§ TASK
From the first line to the last, print the data exactly as it appears.

========

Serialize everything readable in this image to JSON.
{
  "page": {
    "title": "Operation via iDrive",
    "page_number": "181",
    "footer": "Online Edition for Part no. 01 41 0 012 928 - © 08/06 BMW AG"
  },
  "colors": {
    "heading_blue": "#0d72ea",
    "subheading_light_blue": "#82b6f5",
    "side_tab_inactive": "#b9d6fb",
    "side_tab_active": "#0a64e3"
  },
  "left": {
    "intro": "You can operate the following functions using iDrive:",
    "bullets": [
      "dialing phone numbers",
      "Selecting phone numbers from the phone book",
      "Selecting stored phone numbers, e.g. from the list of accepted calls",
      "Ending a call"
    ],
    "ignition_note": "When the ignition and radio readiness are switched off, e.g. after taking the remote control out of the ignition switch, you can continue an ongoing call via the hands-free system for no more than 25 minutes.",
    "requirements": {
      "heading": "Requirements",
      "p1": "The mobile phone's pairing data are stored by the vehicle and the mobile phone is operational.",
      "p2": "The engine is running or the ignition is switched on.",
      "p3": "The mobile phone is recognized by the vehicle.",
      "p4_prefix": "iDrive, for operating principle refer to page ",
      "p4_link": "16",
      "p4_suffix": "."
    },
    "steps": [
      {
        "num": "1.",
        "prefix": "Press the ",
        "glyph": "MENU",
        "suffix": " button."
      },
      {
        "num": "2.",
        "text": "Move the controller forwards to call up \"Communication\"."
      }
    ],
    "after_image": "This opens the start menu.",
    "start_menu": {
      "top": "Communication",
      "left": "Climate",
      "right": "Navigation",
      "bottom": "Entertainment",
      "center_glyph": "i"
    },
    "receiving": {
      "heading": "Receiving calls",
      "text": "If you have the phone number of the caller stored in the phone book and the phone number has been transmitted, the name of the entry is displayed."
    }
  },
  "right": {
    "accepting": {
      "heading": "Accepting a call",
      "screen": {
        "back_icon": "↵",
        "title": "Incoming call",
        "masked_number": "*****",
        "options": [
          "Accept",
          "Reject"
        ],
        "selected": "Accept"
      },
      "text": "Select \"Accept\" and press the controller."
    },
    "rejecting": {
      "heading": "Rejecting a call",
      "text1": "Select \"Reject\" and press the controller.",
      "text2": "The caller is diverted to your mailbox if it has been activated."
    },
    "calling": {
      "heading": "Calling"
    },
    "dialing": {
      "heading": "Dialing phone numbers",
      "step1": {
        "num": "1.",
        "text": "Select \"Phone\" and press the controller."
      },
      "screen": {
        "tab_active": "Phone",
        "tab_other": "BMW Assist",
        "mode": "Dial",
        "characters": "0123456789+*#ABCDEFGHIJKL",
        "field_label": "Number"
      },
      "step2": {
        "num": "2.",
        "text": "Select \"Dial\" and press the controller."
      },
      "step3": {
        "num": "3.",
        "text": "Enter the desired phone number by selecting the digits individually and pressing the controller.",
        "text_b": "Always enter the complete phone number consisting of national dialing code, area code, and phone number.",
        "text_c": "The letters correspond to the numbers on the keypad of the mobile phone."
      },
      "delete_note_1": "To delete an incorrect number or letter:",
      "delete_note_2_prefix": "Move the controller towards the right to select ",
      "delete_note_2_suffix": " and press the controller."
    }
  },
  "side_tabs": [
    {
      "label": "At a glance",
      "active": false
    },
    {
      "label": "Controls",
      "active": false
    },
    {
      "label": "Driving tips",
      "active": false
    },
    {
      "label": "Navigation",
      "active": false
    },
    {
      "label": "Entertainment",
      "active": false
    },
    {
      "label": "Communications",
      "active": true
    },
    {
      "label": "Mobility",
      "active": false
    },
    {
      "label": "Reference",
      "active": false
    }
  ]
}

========

§ TASK ANSWER
Serialize everything readable in this image to JSON.
{
  "page": {
    "title": "Operation via iDrive",
    "page_number": "181",
    "footer": "Online Edition for Part no. 01 41 0 012 928 - © 08/06 BMW AG"
  },
  "colors": {
    "heading_blue": "#0d72ea",
    "subheading_light_blue": "#82b6f5",
    "side_tab_inactive": "#b9d6fb",
    "side_tab_active": "#0a64e3"
  },
  "left": {
    "intro": "You can operate the following functions using iDrive:",
    "bullets": [
      "dialing phone numbers",
      "Selecting phone numbers from the phone book",
      "Selecting stored phone numbers, e.g. from the list of accepted calls",
      "Ending a call"
    ],
    "ignition_note": "When the ignition and radio readiness are switched off, e.g. after taking the remote control out of the ignition switch, you can continue an ongoing call via the hands-free system for no more than 25 minutes.",
    "requirements": {
      "heading": "Requirements",
      "p1": "The mobile phone's pairing data are stored by the vehicle and the mobile phone is operational.",
      "p2": "The engine is running or the ignition is switched on.",
      "p3": "The mobile phone is recognized by the vehicle.",
      "p4_prefix": "iDrive, for operating principle refer to page ",
      "p4_link": "16",
      "p4_suffix": "."
    },
    "steps": [
      {
        "num": "1.",
        "prefix": "Press the ",
        "glyph": "MENU",
        "suffix": " button."
      },
      {
        "num": "2.",
        "text": "Move the controller forwards to call up \"Communication\"."
      }
    ],
    "after_image": "This opens the start menu.",
    "start_menu": {
      "top": "Communication",
      "left": "Climate",
      "right": "Navigation",
      "bottom": "Entertainment",
      "center_glyph": "i"
    },
    "receiving": {
      "heading": "Receiving calls",
      "text": "If you have the phone number of the caller stored in the phone book and the phone number has been transmitted, the name of the entry is displayed."
    }
  },
  "right": {
    "accepting": {
      "heading": "Accepting a call",
      "screen": {
        "back_icon": "↵",
        "title": "Incoming call",
        "masked_number": "*****",
        "options": [
          "Accept",
          "Reject"
        ],
        "selected": "Accept"
      },
      "text": "Select \"Accept\" and press the controller."
    },
    "rejecting": {
      "heading": "Rejecting a call",
      "text1": "Select \"Reject\" and press the controller.",
      "text2": "The caller is diverted to your mailbox if it has been activated."
    },
    "calling": {
      "heading": "Calling"
    },
    "dialing": {
      "heading": "Dialing phone numbers",
      "step1": {
        "num": "1.",
        "text": "Select \"Phone\" and press the controller."
      },
      "screen": {
        "tab_active": "Phone",
        "tab_other": "BMW Assist",
        "mode": "Dial",
        "characters": "0123456789+*#ABCDEFGHIJKL",
        "field_label": "Number"
      },
      "step2": {
        "num": "2.",
        "text": "Select \"Dial\" and press the controller."
      },
      "step3": {
        "num": "3.",
        "text": "Enter the desired phone number by selecting the digits individually and pressing the controller.",
        "text_b": "Always enter the complete phone number consisting of national dialing code, area code, and phone number.",
        "text_c": "The letters correspond to the numbers on the keypad of the mobile phone."
      },
      "delete_note_1": "To delete an incorrect number or letter:",
      "delete_note_2_prefix": "Move the controller towards the right to select ",
      "delete_note_2_suffix": " and press the controller."
    }
  },
  "side_tabs": [
    {
      "label": "At a glance",
      "active": false
    },
    {
      "label": "Controls",
      "active": false
    },
    {
      "label": "Driving tips",
      "active": false
    },
    {
      "label": "Navigation",
      "active": false
    },
    {
      "label": "Entertainment",
      "active": false
    },
    {
      "label": "Communications",
      "active": true
    },
    {
      "label": "Mobility",
      "active": false
    },
    {
      "label": "Reference",
      "active": false
    }
  ]
}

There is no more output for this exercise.